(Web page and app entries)

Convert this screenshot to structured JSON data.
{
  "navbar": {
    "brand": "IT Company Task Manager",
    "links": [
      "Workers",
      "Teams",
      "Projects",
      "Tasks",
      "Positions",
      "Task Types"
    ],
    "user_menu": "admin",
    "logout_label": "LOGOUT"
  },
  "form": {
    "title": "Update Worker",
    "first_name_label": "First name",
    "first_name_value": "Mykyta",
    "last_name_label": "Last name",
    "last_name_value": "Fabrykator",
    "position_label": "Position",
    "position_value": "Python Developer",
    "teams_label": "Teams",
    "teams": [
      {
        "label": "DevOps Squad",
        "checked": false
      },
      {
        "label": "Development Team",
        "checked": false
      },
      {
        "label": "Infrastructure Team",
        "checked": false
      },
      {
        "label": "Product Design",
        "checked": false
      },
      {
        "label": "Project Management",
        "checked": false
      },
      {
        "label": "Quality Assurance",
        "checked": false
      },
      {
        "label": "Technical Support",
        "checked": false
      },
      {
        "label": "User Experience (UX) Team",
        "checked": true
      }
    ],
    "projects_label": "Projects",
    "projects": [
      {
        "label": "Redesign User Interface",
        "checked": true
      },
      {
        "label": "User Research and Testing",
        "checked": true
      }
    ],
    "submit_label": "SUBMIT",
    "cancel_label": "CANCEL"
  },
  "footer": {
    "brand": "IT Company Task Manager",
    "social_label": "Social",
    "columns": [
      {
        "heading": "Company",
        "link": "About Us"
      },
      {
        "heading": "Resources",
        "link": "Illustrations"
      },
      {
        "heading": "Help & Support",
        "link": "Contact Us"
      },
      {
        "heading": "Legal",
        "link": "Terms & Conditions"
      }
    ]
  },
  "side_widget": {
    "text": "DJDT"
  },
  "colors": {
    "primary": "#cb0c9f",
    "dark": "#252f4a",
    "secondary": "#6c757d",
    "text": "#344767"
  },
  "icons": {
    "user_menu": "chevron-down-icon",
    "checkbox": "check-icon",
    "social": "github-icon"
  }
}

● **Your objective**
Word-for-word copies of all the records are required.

● **Your response**
Convert this screenshot to structured JSON data.
{
  "navbar": {
    "brand": "IT Company Task Manager",
    "links": [
      "Workers",
      "Teams",
      "Projects",
      "Tasks",
      "Positions",
      "Task Types"
    ],
    "user_menu": "admin",
    "logout_label": "LOGOUT"
  },
  "form": {
    "title": "Update Worker",
    "first_name_label": "First name",
    "first_name_value": "Mykyta",
    "last_name_label": "Last name",
    "last_name_value": "Fabrykator",
    "position_label": "Position",
    "position_value": "Python Developer",
    "teams_label": "Teams",
    "teams": [
      {
        "label": "DevOps Squad",
        "checked": false
      },
      {
        "label": "Development Team",
        "checked": false
      },
      {
        "label": "Infrastructure Team",
        "checked": false
      },
      {
        "label": "Product Design",
        "checked": false
      },
      {
        "label": "Project Management",
        "checked": false
      },
      {
        "label": "Quality Assurance",
        "checked": false
      },
      {
        "label": "Technical Support",
        "checked": false
      },
      {
        "label": "User Experience (UX) Team",
        "checked": true
      }
    ],
    "projects_label": "Projects",
    "projects": [
      {
        "label": "Redesign User Interface",
        "checked": true
      },
      {
        "label": "User Research and Testing",
        "checked": true
      }
    ],
    "submit_label": "SUBMIT",
    "cancel_label": "CANCEL"
  },
  "footer": {
    "brand": "IT Company Task Manager",
    "social_label": "Social",
    "columns": [
      {
        "heading": "Company",
        "link": "About Us"
      },
      {
        "heading": "Resources",
        "link": "Illustrations"
      },
      {
        "heading": "Help & Support",
        "link": "Contact Us"
      },
      {
        "heading": "Legal",
        "link": "Terms & Conditions"
      }
    ]
  },
  "side_widget": {
    "text": "DJDT"
  },
  "colors": {
    "primary": "#cb0c9f",
    "dark": "#252f4a",
    "secondary": "#6c757d",
    "text": "#344767"
  },
  "icons": {
    "user_menu": "chevron-down-icon",
    "checkbox": "check-icon",
    "social": "github-icon"
  }
}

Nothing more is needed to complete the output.